I agree with these points that have been noted so far:
1. The law will force some people "underground" that can't afford the spaying / neutering (it cost me $145 each to neuter my two kittens, for some, including me, that is a LOT of money).... If they can't afford it, they'll just leave their animal home and not go to the vet, etc. at all.
2. Most unwanted animals (that end up in shelters) ARE from owners whose unaltered animals got pregnant "by accident" or because they wanted their kids to "experience the miracle of life", etc. Very few (at least cats) that go to shelters are "purebred".
3. Offering low cost or no-cost spay/neuter programs WOULD do more to solve the problem IMO than a law.
That said, many people I know, with unaltered animals, often complain of the cost and expenses related with a litter and with the hassel of finding homes for the kittens, etc... Most of these people would get their animal spayed/neutered given 2 things:
1. education on neutering/spaying and how it would benefit them and their animals
2. Availability of low cost or no-cost altering... Also, if the place where it was done was NEAR them, would be a plus for them... As some that make very little money have no transportation, therefore no way to go to where they could get their animal altered.

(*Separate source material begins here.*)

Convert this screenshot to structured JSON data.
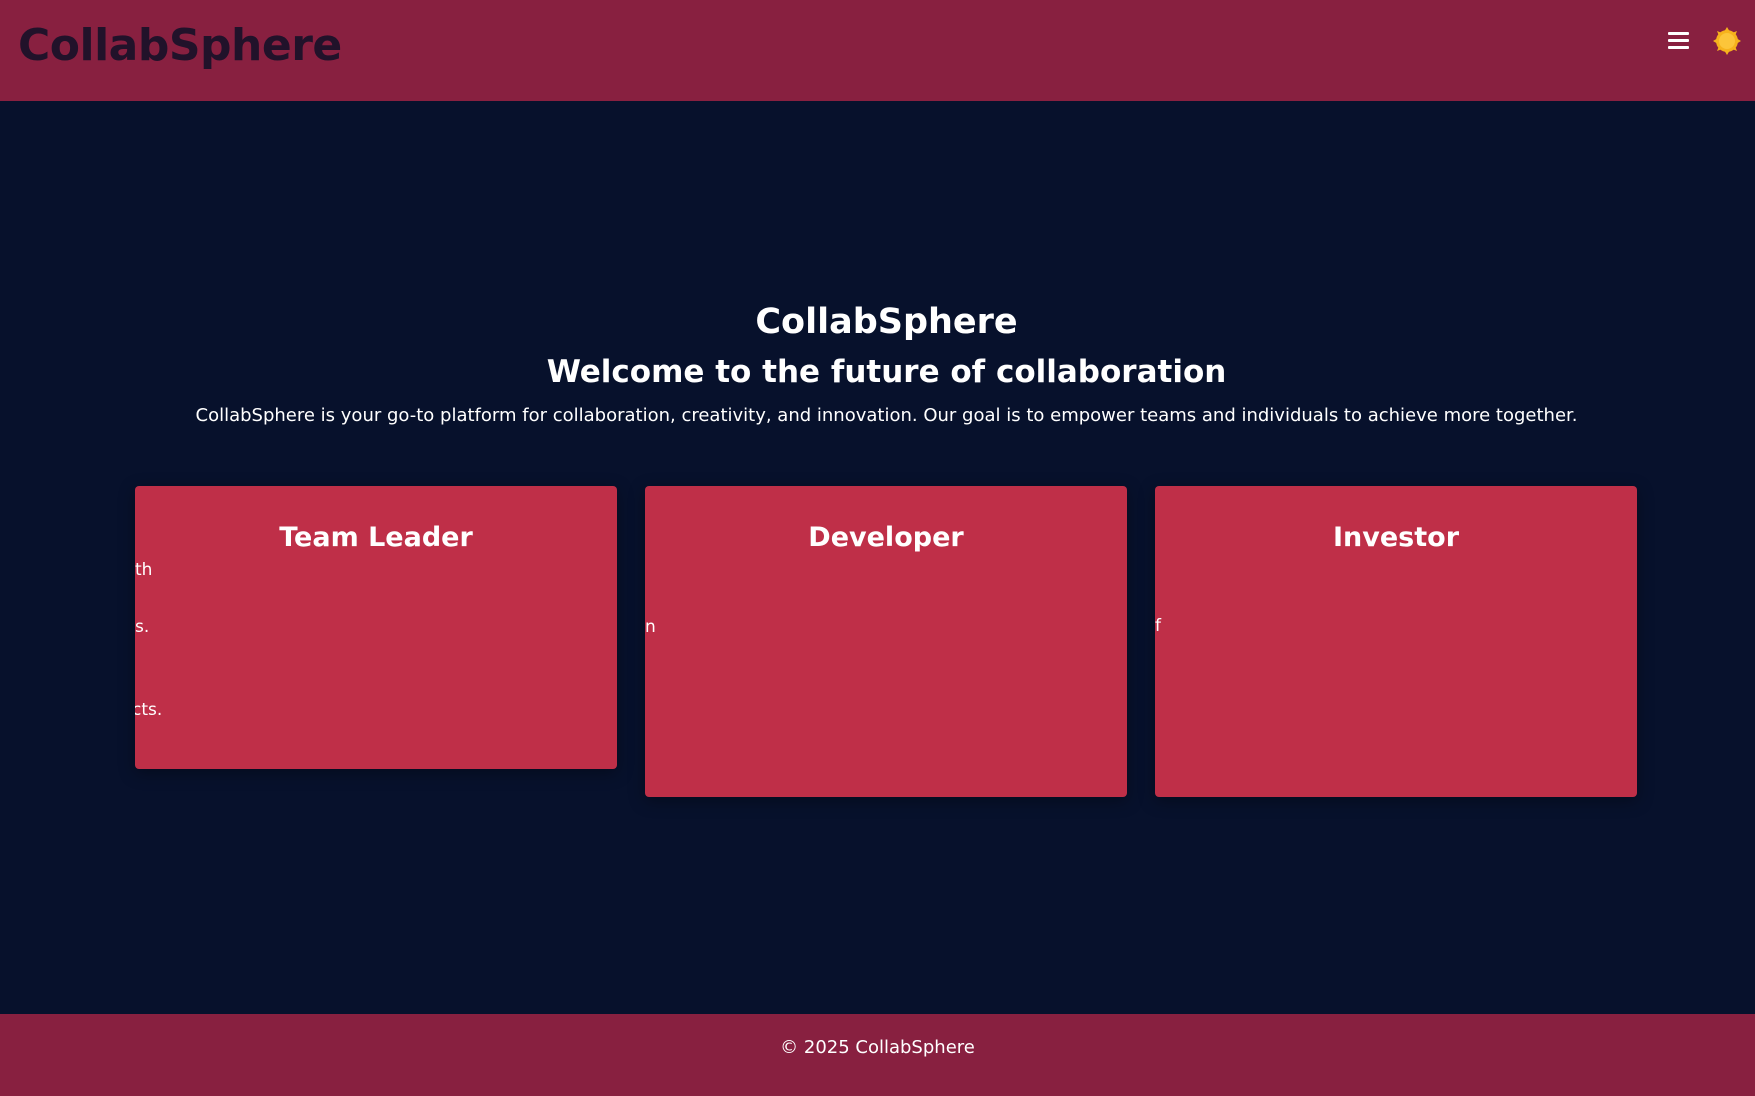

I could see this law having a positive effect in a couple of cases:
1. Law-abiding, middle class (or upper middle class) people that own unaltered pets just because they didn't want to, or feel like, getting them fixed. They could afford to have their animals altered and would (because they are law-abiding) have them fixed to avoid fines, etc.
2. BYBs and puppy mills, are generally the ones with many, many breeding animals (most hobby breeders do not have large numbers around). I assume that they could not afford the licensing, so would leave or dump their animals at the pound...
However, I can also see that there will be negative effects in primarily three situations:
1. low-income owner can't afford to have animal altered, can barely afford regular vet visits... with law passed, will just not take their pet to the vet to avoid the fines, etc. Animal will miss out on routine and possibly emergency vet care.
2. low-income owner (same situation as above) would dump their animal on the street or at the shelter to avoid paying to have them altered... So, more animals at the shelter to be put down, or more "ferals" and "strays" on the streets... This would probably be the option that about 50% of owners would take that couldn't afford to pay for altering.
3. Responsible breeders will be put under such fines and costs that they either move off or go out of breeding... Probably not a "downside" to some of you, but it wouldn't do much to help the overpopulation issue... And, I, for one, would hate to see the breeds of cats and dogs disappear...
Although I agree with the (at least on the surface) original intent of this law (to reduce overpopulation). I think that there is a better way to go about it... That of offering options and education to the general pet owner so that they will be able to afford to alter their pet and know (through education) why they should and how it will benefit them and their animal.
EDIT- I just noticed that I put about 5 sets of numbered comments in this post...sorry, but sometimes my organizational tendencies get the better of me.